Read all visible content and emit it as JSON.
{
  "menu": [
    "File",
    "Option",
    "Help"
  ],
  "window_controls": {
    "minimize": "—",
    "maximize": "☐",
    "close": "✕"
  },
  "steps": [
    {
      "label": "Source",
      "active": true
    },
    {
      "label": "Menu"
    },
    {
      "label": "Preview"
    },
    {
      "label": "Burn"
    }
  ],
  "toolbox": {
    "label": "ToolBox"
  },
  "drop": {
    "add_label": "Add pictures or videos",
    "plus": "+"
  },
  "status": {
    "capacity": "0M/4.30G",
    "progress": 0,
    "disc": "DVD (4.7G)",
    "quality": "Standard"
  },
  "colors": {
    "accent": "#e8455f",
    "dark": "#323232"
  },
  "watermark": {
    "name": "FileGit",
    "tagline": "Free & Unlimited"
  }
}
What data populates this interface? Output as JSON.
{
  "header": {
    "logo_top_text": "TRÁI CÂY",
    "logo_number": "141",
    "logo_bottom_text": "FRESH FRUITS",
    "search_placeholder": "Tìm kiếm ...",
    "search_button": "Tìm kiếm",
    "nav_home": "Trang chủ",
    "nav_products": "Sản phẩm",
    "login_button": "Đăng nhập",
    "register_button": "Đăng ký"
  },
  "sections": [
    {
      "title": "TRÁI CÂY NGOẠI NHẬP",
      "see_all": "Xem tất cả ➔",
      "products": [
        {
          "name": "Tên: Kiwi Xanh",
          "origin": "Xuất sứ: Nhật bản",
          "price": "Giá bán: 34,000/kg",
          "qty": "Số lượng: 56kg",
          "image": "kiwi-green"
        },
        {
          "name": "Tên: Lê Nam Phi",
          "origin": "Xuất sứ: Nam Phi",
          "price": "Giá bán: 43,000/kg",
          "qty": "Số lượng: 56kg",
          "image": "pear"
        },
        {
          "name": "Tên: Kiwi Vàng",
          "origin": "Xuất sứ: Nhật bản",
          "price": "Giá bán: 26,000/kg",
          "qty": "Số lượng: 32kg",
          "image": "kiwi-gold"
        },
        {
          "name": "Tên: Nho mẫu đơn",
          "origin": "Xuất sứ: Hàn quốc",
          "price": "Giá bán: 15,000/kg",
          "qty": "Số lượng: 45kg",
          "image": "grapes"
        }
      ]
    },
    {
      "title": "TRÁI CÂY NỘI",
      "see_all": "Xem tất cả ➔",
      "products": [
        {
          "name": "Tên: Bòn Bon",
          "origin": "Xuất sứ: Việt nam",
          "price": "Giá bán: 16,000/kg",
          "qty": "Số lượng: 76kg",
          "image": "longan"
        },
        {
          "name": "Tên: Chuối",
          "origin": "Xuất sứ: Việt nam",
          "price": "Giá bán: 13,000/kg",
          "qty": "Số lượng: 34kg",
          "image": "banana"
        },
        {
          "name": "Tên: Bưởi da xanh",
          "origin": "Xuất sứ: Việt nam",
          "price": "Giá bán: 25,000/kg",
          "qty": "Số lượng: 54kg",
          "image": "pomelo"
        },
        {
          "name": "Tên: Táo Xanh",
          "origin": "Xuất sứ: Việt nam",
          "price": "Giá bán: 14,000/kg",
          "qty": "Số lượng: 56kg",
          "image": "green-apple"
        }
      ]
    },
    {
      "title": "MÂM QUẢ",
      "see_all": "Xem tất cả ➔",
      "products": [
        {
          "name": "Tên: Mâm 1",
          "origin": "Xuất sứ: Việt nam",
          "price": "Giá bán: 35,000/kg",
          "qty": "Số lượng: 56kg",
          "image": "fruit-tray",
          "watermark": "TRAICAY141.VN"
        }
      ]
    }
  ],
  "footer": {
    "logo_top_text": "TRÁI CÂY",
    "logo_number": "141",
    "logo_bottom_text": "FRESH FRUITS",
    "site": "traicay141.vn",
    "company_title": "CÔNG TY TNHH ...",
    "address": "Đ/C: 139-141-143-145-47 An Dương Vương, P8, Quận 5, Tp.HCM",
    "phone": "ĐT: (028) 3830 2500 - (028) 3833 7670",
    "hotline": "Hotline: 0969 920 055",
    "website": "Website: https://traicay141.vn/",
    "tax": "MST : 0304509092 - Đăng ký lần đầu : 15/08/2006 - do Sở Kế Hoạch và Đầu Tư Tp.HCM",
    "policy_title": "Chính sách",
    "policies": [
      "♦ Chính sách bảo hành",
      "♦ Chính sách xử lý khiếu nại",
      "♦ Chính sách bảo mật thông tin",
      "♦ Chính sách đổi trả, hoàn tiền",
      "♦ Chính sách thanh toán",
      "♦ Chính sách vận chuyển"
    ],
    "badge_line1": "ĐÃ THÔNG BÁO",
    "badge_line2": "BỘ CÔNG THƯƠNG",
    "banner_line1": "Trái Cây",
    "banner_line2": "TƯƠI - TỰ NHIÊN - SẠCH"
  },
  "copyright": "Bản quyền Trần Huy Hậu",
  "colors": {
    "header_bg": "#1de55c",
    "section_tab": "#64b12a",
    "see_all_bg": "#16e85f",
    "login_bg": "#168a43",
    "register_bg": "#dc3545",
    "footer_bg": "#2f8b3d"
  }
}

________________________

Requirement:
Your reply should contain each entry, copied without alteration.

Response area:
Read all visible content and emit it as JSON.
{
  "menu": [
    "File",
    "Option",
    "Help"
  ],
  "window_controls": {
    "minimize": "—",
    "maximize": "☐",
    "close": "✕"
  },
  "steps": [
    {
      "label": "Source",
      "active": true
    },
    {
      "label": "Menu"
    },
    {
      "label": "Preview"
    },
    {
      "label": "Burn"
    }
  ],
  "toolbox": {
    "label": "ToolBox"
  },
  "drop": {
    "add_label": "Add pictures or videos",
    "plus": "+"
  },
  "status": {
    "capacity": "0M/4.30G",
    "progress": 0,
    "disc": "DVD (4.7G)",
    "quality": "Standard"
  },
  "colors": {
    "accent": "#e8455f",
    "dark": "#323232"
  },
  "watermark": {
    "name": "FileGit",
    "tagline": "Free & Unlimited"
  }
}
What data populates this interface? Output as JSON.
{
  "header": {
    "logo_top_text": "TRÁI CÂY",
    "logo_number": "141",
    "logo_bottom_text": "FRESH FRUITS",
    "search_placeholder": "Tìm kiếm ...",
    "search_button": "Tìm kiếm",
    "nav_home": "Trang chủ",
    "nav_products": "Sản phẩm",
    "login_button": "Đăng nhập",
    "register_button": "Đăng ký"
  },
  "sections": [
    {
      "title": "TRÁI CÂY NGOẠI NHẬP",
      "see_all": "Xem tất cả ➔",
      "products": [
        {
          "name": "Tên: Kiwi Xanh",
          "origin": "Xuất sứ: Nhật bản",
          "price": "Giá bán: 34,000/kg",
          "qty": "Số lượng: 56kg",
          "image": "kiwi-green"
        },
        {
          "name": "Tên: Lê Nam Phi",
          "origin": "Xuất sứ: Nam Phi",
          "price": "Giá bán: 43,000/kg",
          "qty": "Số lượng: 56kg",
          "image": "pear"
        },
        {
          "name": "Tên: Kiwi Vàng",
          "origin": "Xuất sứ: Nhật bản",
          "price": "Giá bán: 26,000/kg",
          "qty": "Số lượng: 32kg",
          "image": "kiwi-gold"
        },
        {
          "name": "Tên: Nho mẫu đơn",
          "origin": "Xuất sứ: Hàn quốc",
          "price": "Giá bán: 15,000/kg",
          "qty": "Số lượng: 45kg",
          "image": "grapes"
        }
      ]
    },
    {
      "title": "TRÁI CÂY NỘI",
      "see_all": "Xem tất cả ➔",
      "products": [
        {
          "name": "Tên: Bòn Bon",
          "origin": "Xuất sứ: Việt nam",
          "price": "Giá bán: 16,000/kg",
          "qty": "Số lượng: 76kg",
          "image": "longan"
        },
        {
          "name": "Tên: Chuối",
          "origin": "Xuất sứ: Việt nam",
          "price": "Giá bán: 13,000/kg",
          "qty": "Số lượng: 34kg",
          "image": "banana"
        },
        {
          "name": "Tên: Bưởi da xanh",
          "origin": "Xuất sứ: Việt nam",
          "price": "Giá bán: 25,000/kg",
          "qty": "Số lượng: 54kg",
          "image": "pomelo"
        },
        {
          "name": "Tên: Táo Xanh",
          "origin": "Xuất sứ: Việt nam",
          "price": "Giá bán: 14,000/kg",
          "qty": "Số lượng: 56kg",
          "image": "green-apple"
        }
      ]
    },
    {
      "title": "MÂM QUẢ",
      "see_all": "Xem tất cả ➔",
      "products": [
        {
          "name": "Tên: Mâm 1",
          "origin": "Xuất sứ: Việt nam",
          "price": "Giá bán: 35,000/kg",
          "qty": "Số lượng: 56kg",
          "image": "fruit-tray",
          "watermark": "TRAICAY141.VN"
        }
      ]
    }
  ],
  "footer": {
    "logo_top_text": "TRÁI CÂY",
    "logo_number": "141",
    "logo_bottom_text": "FRESH FRUITS",
    "site": "traicay141.vn",
    "company_title": "CÔNG TY TNHH ...",
    "address": "Đ/C: 139-141-143-145-47 An Dương Vương, P8, Quận 5, Tp.HCM",
    "phone": "ĐT: (028) 3830 2500 - (028) 3833 7670",
    "hotline": "Hotline: 0969 920 055",
    "website": "Website: https://traicay141.vn/",
    "tax": "MST : 0304509092 - Đăng ký lần đầu : 15/08/2006 - do Sở Kế Hoạch và Đầu Tư Tp.HCM",
    "policy_title": "Chính sách",
    "policies": [
      "♦ Chính sách bảo hành",
      "♦ Chính sách xử lý khiếu nại",
      "♦ Chính sách bảo mật thông tin",
      "♦ Chính sách đổi trả, hoàn tiền",
      "♦ Chính sách thanh toán",
      "♦ Chính sách vận chuyển"
    ],
    "badge_line1": "ĐÃ THÔNG BÁO",
    "badge_line2": "BỘ CÔNG THƯƠNG",
    "banner_line1": "Trái Cây",
    "banner_line2": "TƯƠI - TỰ NHIÊN - SẠCH"
  },
  "copyright": "Bản quyền Trần Huy Hậu",
  "colors": {
    "header_bg": "#1de55c",
    "section_tab": "#64b12a",
    "see_all_bg": "#16e85f",
    "login_bg": "#168a43",
    "register_bg": "#dc3545",
    "footer_bg": "#2f8b3d"
  }
}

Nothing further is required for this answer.